TRY IT: Look through the material below for "state". Copy every line that contains it.
== INPUT RECORDS ==
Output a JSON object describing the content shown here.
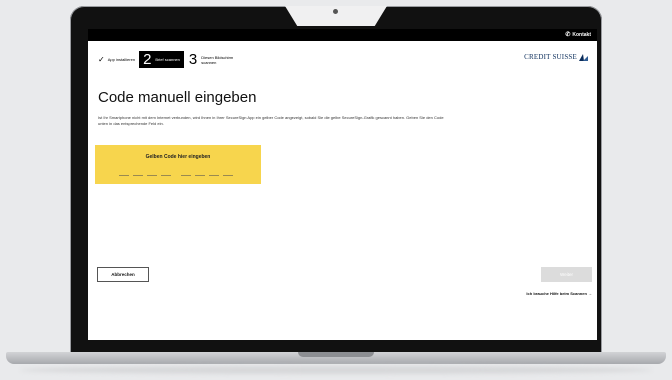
{
  "header": {
    "contact_label": "Kontakt",
    "contact_icon": "phone-icon"
  },
  "steps": [
    {
      "label": "App installieren",
      "state": "done"
    },
    {
      "number": "2",
      "label": "Brief scannen",
      "state": "active"
    },
    {
      "number": "3",
      "label": "Diesen Bildschirm scannen",
      "state": "upcoming"
    }
  ],
  "brand": {
    "logo_text": "CREDIT SUISSE",
    "color": "#0a2c5a"
  },
  "main": {
    "title": "Code manuell eingeben",
    "description": "Ist Ihr Smartphone nicht mit dem Internet verbunden, wird Ihnen in Ihrer SecureSign App ein gelber Code angezeigt, sobald Sie die gelbe SecureSign-Grafik gescannt haben. Geben Sie den Code unten in das entsprechende Feld ein.",
    "code_input": {
      "label": "Gelben Code hier eingeben",
      "background": "#f7d54d"
    }
  },
  "actions": {
    "cancel_label": "Abbrechen",
    "next_label": "Weiter",
    "help_link": "Ich brauche Hilfe beim Scannen →"
  }
}
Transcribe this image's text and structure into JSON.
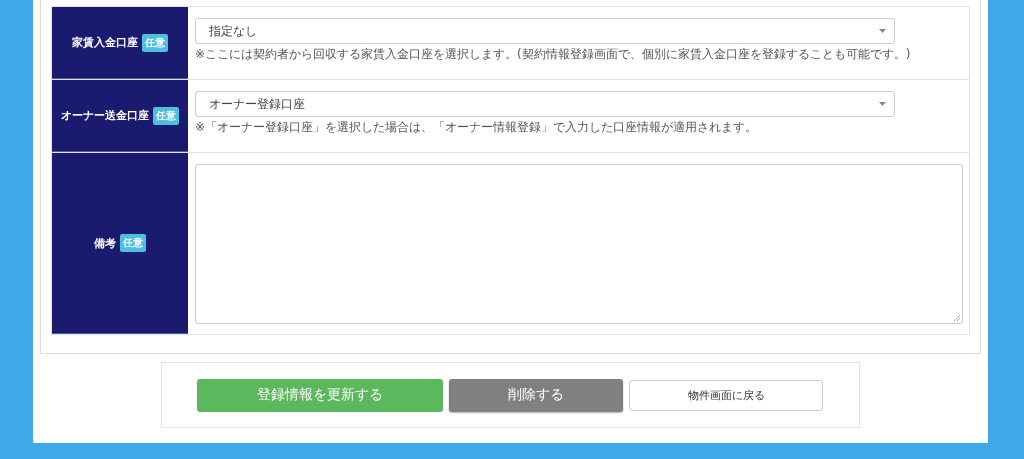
{
  "rows": [
    {
      "kind": "select",
      "label": "家賃入金口座",
      "badge": "任意",
      "value": "指定なし",
      "note": "※ここには契約者から回収する家賃入金口座を選択します。(契約情報登録画面で、個別に家賃入金口座を登録することも可能です。)"
    },
    {
      "kind": "select",
      "label": "オーナー送金口座",
      "badge": "任意",
      "value": "オーナー登録口座",
      "note": "※「オーナー登録口座」を選択した場合は、「オーナー情報登録」で入力した口座情報が適用されます。"
    },
    {
      "kind": "textarea",
      "label": "備考",
      "badge": "任意"
    }
  ],
  "buttons": [
    {
      "kind": "primary",
      "label": "登録情報を更新する"
    },
    {
      "kind": "danger",
      "label": "削除する"
    },
    {
      "kind": "plain",
      "label": "物件画面に戻る"
    }
  ]
}
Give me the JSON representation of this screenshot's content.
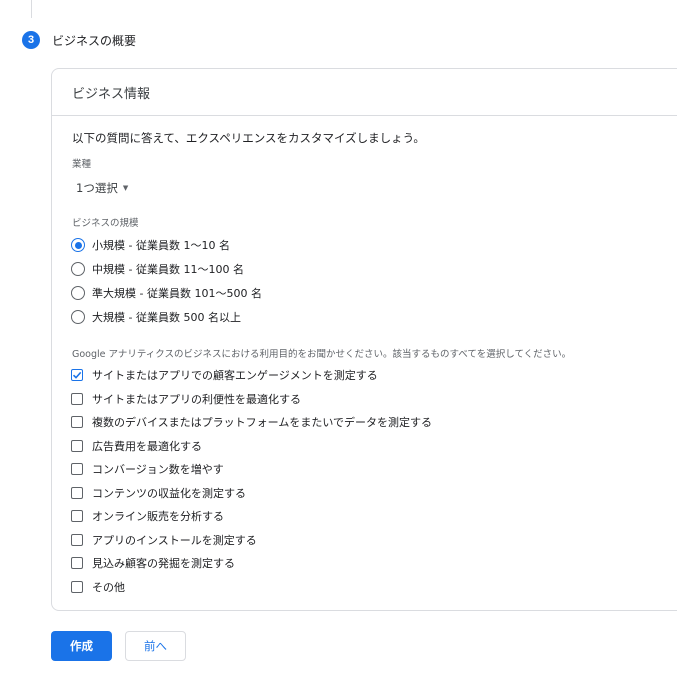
{
  "step": {
    "number": "3",
    "title": "ビジネスの概要"
  },
  "card": {
    "title": "ビジネス情報",
    "intro": "以下の質問に答えて、エクスペリエンスをカスタマイズしましょう。",
    "industry": {
      "label": "業種",
      "selected": "1つ選択"
    },
    "size": {
      "label": "ビジネスの規模",
      "options": [
        {
          "label": "小規模 - 従業員数 1～10 名",
          "checked": true
        },
        {
          "label": "中規模 - 従業員数 11～100 名",
          "checked": false
        },
        {
          "label": "準大規模 - 従業員数 101～500 名",
          "checked": false
        },
        {
          "label": "大規模 - 従業員数 500 名以上",
          "checked": false
        }
      ]
    },
    "usage": {
      "label": "Google アナリティクスのビジネスにおける利用目的をお聞かせください。該当するものすべてを選択してください。",
      "options": [
        {
          "label": "サイトまたはアプリでの顧客エンゲージメントを測定する",
          "checked": true
        },
        {
          "label": "サイトまたはアプリの利便性を最適化する",
          "checked": false
        },
        {
          "label": "複数のデバイスまたはプラットフォームをまたいでデータを測定する",
          "checked": false
        },
        {
          "label": "広告費用を最適化する",
          "checked": false
        },
        {
          "label": "コンバージョン数を増やす",
          "checked": false
        },
        {
          "label": "コンテンツの収益化を測定する",
          "checked": false
        },
        {
          "label": "オンライン販売を分析する",
          "checked": false
        },
        {
          "label": "アプリのインストールを測定する",
          "checked": false
        },
        {
          "label": "見込み顧客の発掘を測定する",
          "checked": false
        },
        {
          "label": "その他",
          "checked": false
        }
      ]
    }
  },
  "actions": {
    "create_label": "作成",
    "back_label": "前へ"
  },
  "colors": {
    "accent": "#1a73e8",
    "border": "#dadce0",
    "text": "#202124",
    "muted": "#5f6368"
  }
}
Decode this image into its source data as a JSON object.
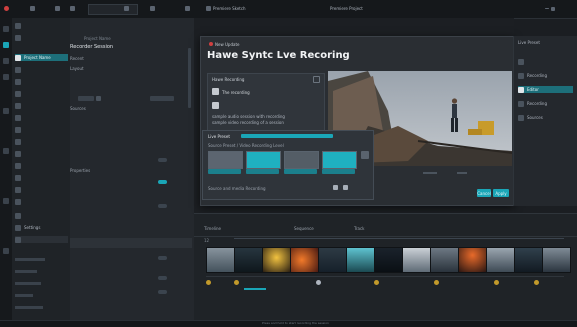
{
  "topbar": {
    "items": [
      "",
      "",
      "",
      "",
      "",
      "",
      "",
      "",
      "",
      "",
      "",
      ""
    ],
    "title": "Premiere Sketch",
    "right_title": "Premiere Project"
  },
  "left_panel": {
    "items": [
      {
        "label": ""
      },
      {
        "label": ""
      },
      {
        "label": "Project Name"
      },
      {
        "label": ""
      },
      {
        "label": ""
      },
      {
        "label": ""
      },
      {
        "label": ""
      },
      {
        "label": ""
      },
      {
        "label": ""
      },
      {
        "label": ""
      },
      {
        "label": ""
      },
      {
        "label": ""
      },
      {
        "label": ""
      },
      {
        "label": ""
      },
      {
        "label": ""
      },
      {
        "label": ""
      },
      {
        "label": "Settings"
      },
      {
        "label": ""
      }
    ]
  },
  "mid_panel": {
    "header": "Project Name",
    "sub": "Recorder Session",
    "props": [
      "Recent",
      "Layout",
      "",
      "Sources",
      "",
      "",
      "Properties",
      ""
    ]
  },
  "dialog": {
    "top_label": "New Update",
    "title": "Hawe Syntc Lve Recoring",
    "subcard_label": "Hawe Recording",
    "subcard_item": "The recording",
    "subcard_text1": "sample audio session with recording",
    "subcard_text2": "sample video recording of a session",
    "preset_label": "Live Preset",
    "preset_sub": "Source Preset / Video Recording Level",
    "footer_text": "Source and media Recording",
    "cancel_label": "Cancel",
    "ok_label": "Apply"
  },
  "right_panel": {
    "header": "Live Preset",
    "items": [
      {
        "label": ""
      },
      {
        "label": "Recording"
      },
      {
        "label": "Editor"
      },
      {
        "label": "Recording"
      },
      {
        "label": "Sources"
      }
    ]
  },
  "timeline": {
    "tabs": [
      "Timeline",
      "Sequence",
      "Track"
    ],
    "clip_count": "12"
  },
  "status": {
    "text": "Press and hold to start recording the session"
  }
}
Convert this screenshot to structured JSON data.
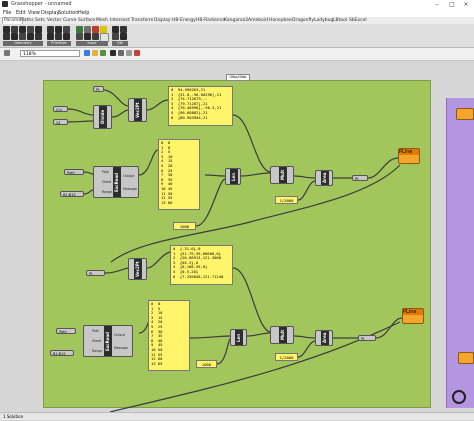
{
  "window": {
    "title": "Grasshopper - unnamed",
    "minimize": "–",
    "maximize": "□",
    "close": "×"
  },
  "menu": [
    "File",
    "Edit",
    "View",
    "Display",
    "Solution",
    "Help"
  ],
  "tabs": [
    "Params",
    "Maths",
    "Sets",
    "Vector",
    "Curve",
    "Surface",
    "Mesh",
    "Intersect",
    "Transform",
    "Display",
    "HB-Energy",
    "HB-Radiance",
    "Kangaroo2",
    "Ameboid",
    "Honeybee",
    "Dragonfly",
    "Ladybug",
    "LBtool",
    "SbExcel"
  ],
  "ribbon_groups": [
    "Geometry",
    "Primitive",
    "Input",
    "Util"
  ],
  "zoom": "118%",
  "group_label": "Ulbo/Ulbb",
  "panels": {
    "p1": "0  94.590263,21\n1  {51.0,-96.60296],21\n2  {74.712679,--\n3  {79.71287},21\n4  {76.40596},-96.3,21\n5  {96.60882},21\n6  {80.903904,21",
    "p2": "0  0\n1  0\n2  5\n3  10\n4  15\n5  20\n6  25\n7  30\n8  35\n9  40\n10 45\n11 50\n12 55\n13 60",
    "p3": "1000",
    "p4": "1/2000",
    "p5": "0  {-31.0},0\n1  {51.79,59.60000,0}\n2  {26.68913,121.3088\n3  {04.3},0\n4  {0,168.59,0}\n5  {0.5,20}\n6  {7.250846,121.71240",
    "p6": "0  0\n1  5\n2  10\n3  15\n4  20\n5  25\n6  30\n7  35\n8  40\n9  45\n10 50\n11 55\n12 60\n13 65",
    "p7": "1000",
    "p8": "1/2000"
  },
  "components": {
    "cDiv1": "Divide",
    "cVec1": "Vec2Pt",
    "cExcel1": "ExcRead",
    "cLen1": "Len",
    "cMul1": "Mult",
    "cArea1": "Area",
    "cMove1": "Move",
    "cPline1": "PLine",
    "cVec2": "Vec2Pt",
    "cExcel2": "ExcRead",
    "cLen2": "Len",
    "cMul2": "Mult",
    "cArea2": "Area",
    "cMove2": "Move",
    "cPline2": "PLine"
  },
  "params": {
    "crv": "Crv",
    "n": "24",
    "pt1": "Pt",
    "path1": "Path",
    "b1": "B1:B15",
    "pt2": "Pt",
    "path2": "Path",
    "b2": "B1:B15",
    "pt3": "Pt",
    "pt4": "Pt"
  },
  "param_labels": {
    "excel_in": [
      "Path",
      "Sheet",
      "Range"
    ],
    "excel_out": [
      "Output",
      "Message"
    ]
  },
  "status": "1 Solution"
}
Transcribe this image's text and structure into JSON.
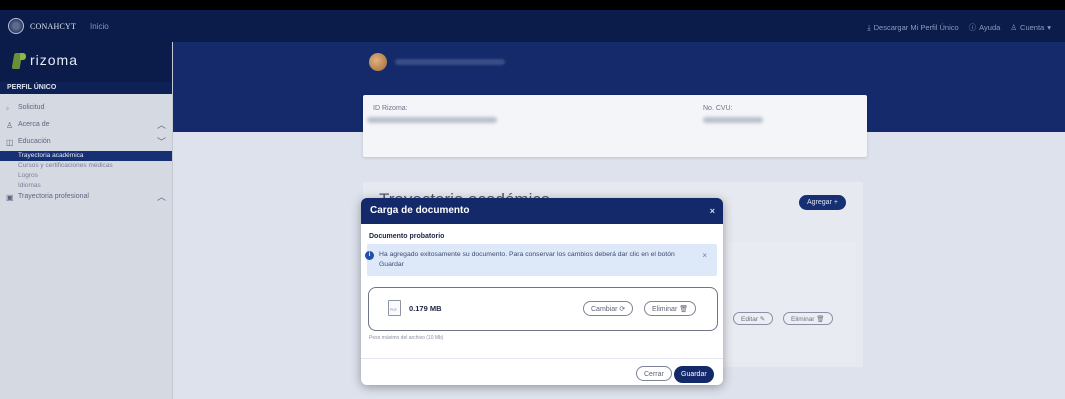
{
  "topbar": {
    "brand": "CONAHCYT",
    "inicio": "Inicio",
    "download": "Descargar Mi Perfil Único",
    "help": "Ayuda",
    "account": "Cuenta"
  },
  "sidebar": {
    "logo_text": "rizoma",
    "section_header": "PERFIL ÚNICO",
    "items": [
      {
        "label": "Solicitud",
        "icon": "circle-icon"
      },
      {
        "label": "Acerca de",
        "icon": "user-icon",
        "chevron": "^"
      },
      {
        "label": "Educación",
        "icon": "book-icon",
        "chevron": "v"
      }
    ],
    "sub_items": [
      {
        "label": "Trayectoria académica",
        "active": true
      },
      {
        "label": "Cursos y certificaciones médicas",
        "active": false
      },
      {
        "label": "Logros",
        "active": false
      },
      {
        "label": "Idiomas",
        "active": false
      }
    ],
    "last_item": {
      "label": "Trayectoria profesional",
      "icon": "id-badge-icon",
      "chevron": "^"
    }
  },
  "profile": {
    "id_label": "ID Rizoma:",
    "cvu_label": "No. CVU:"
  },
  "section": {
    "title": "Trayectoria académica",
    "add_button": "Agregar +",
    "edit_button": "Editar",
    "delete_button": "Eliminar"
  },
  "modal": {
    "title": "Carga de documento",
    "close": "×",
    "subtitle": "Documento probatorio",
    "alert_text": "Ha agregado exitosamente su documento. Para conservar los cambios deberá dar clic en el botón Guardar",
    "alert_close": "×",
    "file_icon_label": "PDF",
    "file_size": "0.179 MB",
    "change_button": "Cambiar",
    "remove_button": "Eliminar",
    "hint": "Peso máximo del archivo (10 Mb)",
    "close_button": "Cerrar",
    "save_button": "Guardar"
  },
  "colors": {
    "navy": "#0b1b4a",
    "hero": "#142a6b",
    "accent": "#14296a",
    "alert_bg": "#dde8f8"
  }
}
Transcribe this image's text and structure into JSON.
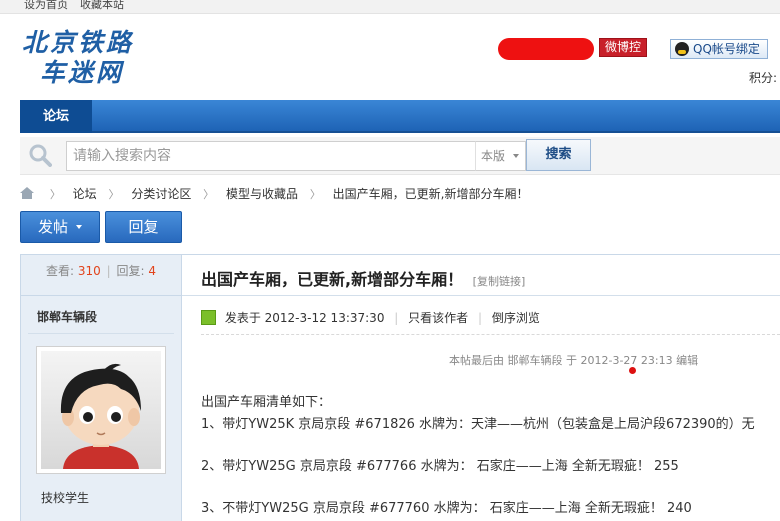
{
  "topbar": {
    "set_home": "设为首页",
    "bookmark": "收藏本站"
  },
  "logo": {
    "line1": "北京铁路",
    "line2": "车迷网"
  },
  "header": {
    "weibo_button": "微博控",
    "qq_button": "QQ帐号绑定",
    "points_label": "积分:"
  },
  "nav": {
    "forum_tab": "论坛"
  },
  "search": {
    "placeholder": "请输入搜索内容",
    "scope": "本版",
    "button": "搜索"
  },
  "breadcrumb": [
    "论坛",
    "分类讨论区",
    "模型与收藏品",
    "出国产车厢，已更新,新增部分车厢！"
  ],
  "actions": {
    "post": "发帖",
    "reply": "回复"
  },
  "thread": {
    "views_label": "查看:",
    "views": "310",
    "replies_label": "回复:",
    "replies": "4",
    "title": "出国产车厢，已更新,新增部分车厢！",
    "copy_link": "[复制链接]"
  },
  "post": {
    "author": "邯郸车辆段",
    "rank": "技校学生",
    "posted": "发表于 2012-3-12 13:37:30",
    "only_author": "只看该作者",
    "reverse_order": "倒序浏览",
    "edit_note": "本帖最后由 邯郸车辆段 于 2012-3-27 23:13 编辑",
    "lines": [
      "出国产车厢清单如下：",
      "1、带灯YW25K  京局京段 #671826  水牌为：天津——杭州（包装盒是上局沪段672390的）无",
      "2、带灯YW25G  京局京段  #677766  水牌为： 石家庄——上海  全新无瑕疵！     255",
      "3、不带灯YW25G  京局京段  #677760  水牌为： 石家庄——上海  全新无瑕疵！   240"
    ]
  }
}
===
ANSWER FOR THE TASK:
      "state": "done"
      "state": "active"
      "state": "upcoming"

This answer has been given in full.